Also visit website: www.theparentsandkids.com

Instead of eating their treats for being good at school we decide to do a little experiment.  In this experiment we combined each of our candy choices into separate jars filled with hot water.  Austin had his 3 whoppers and Cole had his pepperment ( the kind that is pure sugar 😦 ). 
We watched until both jars had no candy left and it was just dirty water.
Then, we tried to use a coffee filter to filter the candy water into another jar.  This didn’t work that great because mine children were just not patient enough and we kept busting the filters when pouring too fast so, I took a paper dinner knapkin and used it instead.

What we noticed was that the pepperment liquid moved faster through the filter than the chocolate liquid and that because we used a filter the water was cleaner.

I also explained that this was almost like when we use a air filter for the air conditioner and how once it is filtered through we may not get the best air possible but it is much better than if we didn’t use one at all.

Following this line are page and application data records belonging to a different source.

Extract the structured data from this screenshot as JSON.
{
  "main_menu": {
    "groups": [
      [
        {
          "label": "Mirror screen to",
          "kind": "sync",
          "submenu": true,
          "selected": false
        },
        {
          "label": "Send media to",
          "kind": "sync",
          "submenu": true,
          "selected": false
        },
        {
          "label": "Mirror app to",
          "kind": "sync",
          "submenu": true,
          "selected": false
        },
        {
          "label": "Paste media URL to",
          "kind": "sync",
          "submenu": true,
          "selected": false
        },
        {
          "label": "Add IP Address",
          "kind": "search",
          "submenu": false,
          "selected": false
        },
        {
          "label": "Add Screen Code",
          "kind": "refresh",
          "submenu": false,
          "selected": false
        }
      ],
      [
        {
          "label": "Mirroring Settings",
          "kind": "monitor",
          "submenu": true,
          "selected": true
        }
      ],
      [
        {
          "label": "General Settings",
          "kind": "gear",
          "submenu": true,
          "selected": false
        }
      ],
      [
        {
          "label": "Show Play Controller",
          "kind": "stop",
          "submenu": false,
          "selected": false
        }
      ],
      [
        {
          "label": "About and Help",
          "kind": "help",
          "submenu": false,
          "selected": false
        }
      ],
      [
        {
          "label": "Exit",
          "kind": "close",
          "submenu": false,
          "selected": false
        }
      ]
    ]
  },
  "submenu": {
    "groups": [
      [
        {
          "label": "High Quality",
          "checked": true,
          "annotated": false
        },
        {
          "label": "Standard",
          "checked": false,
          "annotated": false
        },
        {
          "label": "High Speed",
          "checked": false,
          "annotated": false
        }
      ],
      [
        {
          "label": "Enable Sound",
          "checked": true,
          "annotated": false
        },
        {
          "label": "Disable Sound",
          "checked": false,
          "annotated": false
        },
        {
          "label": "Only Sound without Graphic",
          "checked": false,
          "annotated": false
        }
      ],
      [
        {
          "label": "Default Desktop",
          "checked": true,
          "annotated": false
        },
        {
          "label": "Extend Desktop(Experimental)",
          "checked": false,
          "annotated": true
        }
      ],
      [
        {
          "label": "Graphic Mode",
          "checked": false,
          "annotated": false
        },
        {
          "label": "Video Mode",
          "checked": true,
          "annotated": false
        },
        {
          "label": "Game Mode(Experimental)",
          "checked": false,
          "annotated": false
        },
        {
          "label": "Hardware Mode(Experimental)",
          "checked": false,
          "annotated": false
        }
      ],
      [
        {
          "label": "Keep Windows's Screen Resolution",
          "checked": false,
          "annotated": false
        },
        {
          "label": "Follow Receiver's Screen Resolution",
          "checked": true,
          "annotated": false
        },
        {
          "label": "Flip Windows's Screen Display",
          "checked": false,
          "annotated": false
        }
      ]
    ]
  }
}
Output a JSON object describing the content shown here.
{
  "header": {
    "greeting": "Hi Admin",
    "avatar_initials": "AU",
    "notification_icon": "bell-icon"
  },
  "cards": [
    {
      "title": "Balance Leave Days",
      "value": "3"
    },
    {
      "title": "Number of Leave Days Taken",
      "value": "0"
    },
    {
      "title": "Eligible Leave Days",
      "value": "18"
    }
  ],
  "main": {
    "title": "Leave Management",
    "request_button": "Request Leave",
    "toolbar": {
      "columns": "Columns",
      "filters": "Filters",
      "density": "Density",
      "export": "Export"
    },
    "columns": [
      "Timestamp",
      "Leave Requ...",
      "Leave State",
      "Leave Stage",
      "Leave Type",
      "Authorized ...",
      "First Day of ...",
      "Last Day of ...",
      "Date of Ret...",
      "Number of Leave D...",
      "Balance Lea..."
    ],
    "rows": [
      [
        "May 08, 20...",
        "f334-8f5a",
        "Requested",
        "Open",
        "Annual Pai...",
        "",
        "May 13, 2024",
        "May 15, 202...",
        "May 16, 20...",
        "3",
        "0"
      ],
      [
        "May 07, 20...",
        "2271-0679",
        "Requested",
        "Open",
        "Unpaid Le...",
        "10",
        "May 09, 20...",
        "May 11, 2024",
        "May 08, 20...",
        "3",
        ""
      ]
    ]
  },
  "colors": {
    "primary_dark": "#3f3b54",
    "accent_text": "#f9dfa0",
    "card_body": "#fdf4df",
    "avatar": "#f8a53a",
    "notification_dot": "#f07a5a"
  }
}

Both of my children loved this experiment.  Cole tried to drink his water but I was able to stop him although it wouldn’t have hurt him to do so.

During our different experiments Austin came up with the idea of making a journal to keep up with our fun experiments.

What is a fun experiment that you have tried lately?  Did you try this experiment with your child?  If so, what was the outcome?